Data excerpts
▼▼▼
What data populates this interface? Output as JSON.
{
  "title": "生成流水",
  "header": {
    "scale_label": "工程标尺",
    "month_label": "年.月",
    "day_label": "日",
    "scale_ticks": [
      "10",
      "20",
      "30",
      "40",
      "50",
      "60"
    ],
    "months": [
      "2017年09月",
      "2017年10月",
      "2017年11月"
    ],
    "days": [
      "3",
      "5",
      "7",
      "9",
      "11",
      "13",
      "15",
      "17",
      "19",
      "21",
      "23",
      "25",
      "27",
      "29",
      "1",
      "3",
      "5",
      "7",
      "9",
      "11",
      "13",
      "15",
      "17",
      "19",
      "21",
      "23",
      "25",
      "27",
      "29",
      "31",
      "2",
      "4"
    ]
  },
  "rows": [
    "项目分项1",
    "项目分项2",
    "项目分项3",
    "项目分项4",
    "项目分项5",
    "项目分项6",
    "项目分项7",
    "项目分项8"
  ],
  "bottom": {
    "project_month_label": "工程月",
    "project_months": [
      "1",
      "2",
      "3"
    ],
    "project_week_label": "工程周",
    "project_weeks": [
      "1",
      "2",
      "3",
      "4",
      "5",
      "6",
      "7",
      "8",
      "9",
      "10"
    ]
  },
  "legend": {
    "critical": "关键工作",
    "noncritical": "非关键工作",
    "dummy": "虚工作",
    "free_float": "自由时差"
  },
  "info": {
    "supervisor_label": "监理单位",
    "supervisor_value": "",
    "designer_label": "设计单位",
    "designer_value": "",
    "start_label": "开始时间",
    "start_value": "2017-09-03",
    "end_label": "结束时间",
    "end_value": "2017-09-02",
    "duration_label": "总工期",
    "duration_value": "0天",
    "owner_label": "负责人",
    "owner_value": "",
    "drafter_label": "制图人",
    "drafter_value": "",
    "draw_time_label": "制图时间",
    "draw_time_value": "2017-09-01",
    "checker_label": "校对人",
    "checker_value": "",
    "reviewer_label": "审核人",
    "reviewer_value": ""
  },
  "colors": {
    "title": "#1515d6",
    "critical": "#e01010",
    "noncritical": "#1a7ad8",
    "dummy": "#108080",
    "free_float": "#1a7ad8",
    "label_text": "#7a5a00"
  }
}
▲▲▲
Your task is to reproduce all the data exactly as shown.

- **THE COMPLETED TASK**:
What data populates this interface? Output as JSON.
{
  "title": "生成流水",
  "header": {
    "scale_label": "工程标尺",
    "month_label": "年.月",
    "day_label": "日",
    "scale_ticks": [
      "10",
      "20",
      "30",
      "40",
      "50",
      "60"
    ],
    "months": [
      "2017年09月",
      "2017年10月",
      "2017年11月"
    ],
    "days": [
      "3",
      "5",
      "7",
      "9",
      "11",
      "13",
      "15",
      "17",
      "19",
      "21",
      "23",
      "25",
      "27",
      "29",
      "1",
      "3",
      "5",
      "7",
      "9",
      "11",
      "13",
      "15",
      "17",
      "19",
      "21",
      "23",
      "25",
      "27",
      "29",
      "31",
      "2",
      "4"
    ]
  },
  "rows": [
    "项目分项1",
    "项目分项2",
    "项目分项3",
    "项目分项4",
    "项目分项5",
    "项目分项6",
    "项目分项7",
    "项目分项8"
  ],
  "bottom": {
    "project_month_label": "工程月",
    "project_months": [
      "1",
      "2",
      "3"
    ],
    "project_week_label": "工程周",
    "project_weeks": [
      "1",
      "2",
      "3",
      "4",
      "5",
      "6",
      "7",
      "8",
      "9",
      "10"
    ]
  },
  "legend": {
    "critical": "关键工作",
    "noncritical": "非关键工作",
    "dummy": "虚工作",
    "free_float": "自由时差"
  },
  "info": {
    "supervisor_label": "监理单位",
    "supervisor_value": "",
    "designer_label": "设计单位",
    "designer_value": "",
    "start_label": "开始时间",
    "start_value": "2017-09-03",
    "end_label": "结束时间",
    "end_value": "2017-09-02",
    "duration_label": "总工期",
    "duration_value": "0天",
    "owner_label": "负责人",
    "owner_value": "",
    "drafter_label": "制图人",
    "drafter_value": "",
    "draw_time_label": "制图时间",
    "draw_time_value": "2017-09-01",
    "checker_label": "校对人",
    "checker_value": "",
    "reviewer_label": "审核人",
    "reviewer_value": ""
  },
  "colors": {
    "title": "#1515d6",
    "critical": "#e01010",
    "noncritical": "#1a7ad8",
    "dummy": "#108080",
    "free_float": "#1a7ad8",
    "label_text": "#7a5a00"
  }
}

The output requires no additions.